(Element data from apps and pages)
[Start of section]

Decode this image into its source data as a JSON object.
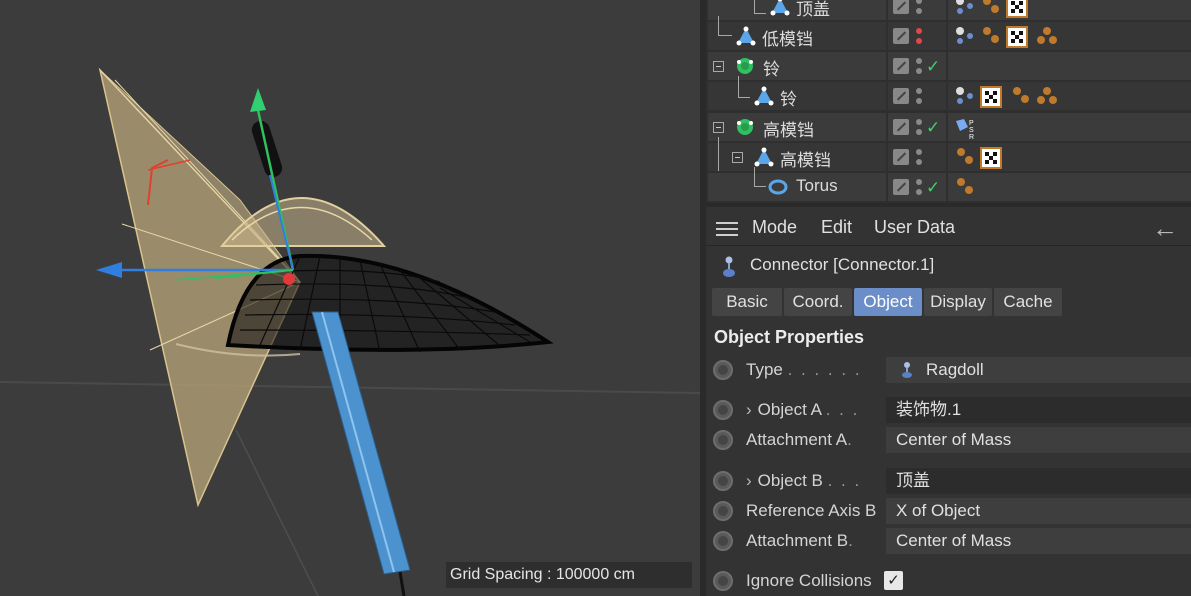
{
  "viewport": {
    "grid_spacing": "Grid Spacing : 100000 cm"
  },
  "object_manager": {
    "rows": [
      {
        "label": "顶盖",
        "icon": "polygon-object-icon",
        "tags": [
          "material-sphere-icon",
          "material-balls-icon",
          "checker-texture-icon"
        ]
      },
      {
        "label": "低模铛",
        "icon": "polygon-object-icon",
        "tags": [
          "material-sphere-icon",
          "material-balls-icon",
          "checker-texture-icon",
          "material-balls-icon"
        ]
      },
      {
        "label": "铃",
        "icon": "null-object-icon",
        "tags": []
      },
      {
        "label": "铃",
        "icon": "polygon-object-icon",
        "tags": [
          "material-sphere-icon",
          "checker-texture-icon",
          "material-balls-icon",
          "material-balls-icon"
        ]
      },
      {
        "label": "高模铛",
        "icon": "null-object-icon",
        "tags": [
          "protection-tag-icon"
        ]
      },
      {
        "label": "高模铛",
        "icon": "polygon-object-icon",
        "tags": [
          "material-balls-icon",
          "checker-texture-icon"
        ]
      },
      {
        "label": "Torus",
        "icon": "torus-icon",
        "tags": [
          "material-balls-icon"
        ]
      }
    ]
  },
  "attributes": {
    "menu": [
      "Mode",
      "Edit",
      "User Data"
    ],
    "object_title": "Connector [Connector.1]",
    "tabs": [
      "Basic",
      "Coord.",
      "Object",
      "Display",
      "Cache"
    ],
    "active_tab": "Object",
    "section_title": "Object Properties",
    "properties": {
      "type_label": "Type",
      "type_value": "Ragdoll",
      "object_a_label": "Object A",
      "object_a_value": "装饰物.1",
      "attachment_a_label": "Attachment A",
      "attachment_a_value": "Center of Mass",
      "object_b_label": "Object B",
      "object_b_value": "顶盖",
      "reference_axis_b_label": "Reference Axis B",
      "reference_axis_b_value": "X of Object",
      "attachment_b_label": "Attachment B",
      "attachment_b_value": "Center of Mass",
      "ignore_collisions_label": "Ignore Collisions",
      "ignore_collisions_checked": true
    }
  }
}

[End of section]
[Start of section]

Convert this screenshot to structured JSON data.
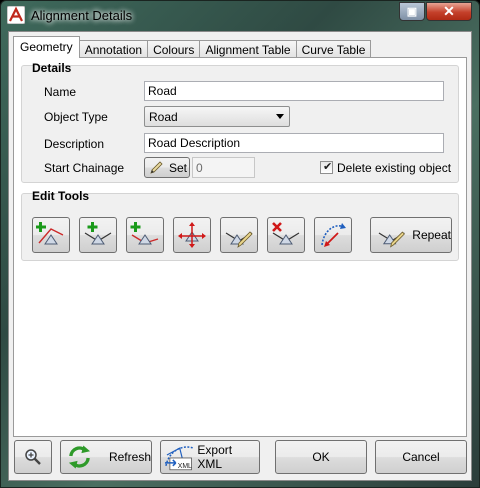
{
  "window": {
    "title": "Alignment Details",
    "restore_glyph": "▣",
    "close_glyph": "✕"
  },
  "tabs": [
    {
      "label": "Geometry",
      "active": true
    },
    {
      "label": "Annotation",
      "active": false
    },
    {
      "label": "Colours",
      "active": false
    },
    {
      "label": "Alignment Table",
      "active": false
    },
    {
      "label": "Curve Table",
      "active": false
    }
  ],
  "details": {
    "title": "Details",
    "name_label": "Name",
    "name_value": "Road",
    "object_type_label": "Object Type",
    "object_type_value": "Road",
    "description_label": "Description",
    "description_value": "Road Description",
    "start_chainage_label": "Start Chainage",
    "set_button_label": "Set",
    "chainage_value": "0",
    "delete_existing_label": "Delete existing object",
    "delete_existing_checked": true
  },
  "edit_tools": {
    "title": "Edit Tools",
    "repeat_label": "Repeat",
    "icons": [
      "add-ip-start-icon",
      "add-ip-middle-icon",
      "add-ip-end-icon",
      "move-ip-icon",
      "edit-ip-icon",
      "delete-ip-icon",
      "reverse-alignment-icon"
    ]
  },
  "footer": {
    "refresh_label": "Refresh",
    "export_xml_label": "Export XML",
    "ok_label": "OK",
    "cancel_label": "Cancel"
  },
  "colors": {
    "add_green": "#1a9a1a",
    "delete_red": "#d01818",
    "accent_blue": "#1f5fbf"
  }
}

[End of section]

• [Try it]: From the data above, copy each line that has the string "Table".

• [Answer]:
      "label": "Alignment Table",
      "label": "Curve Table",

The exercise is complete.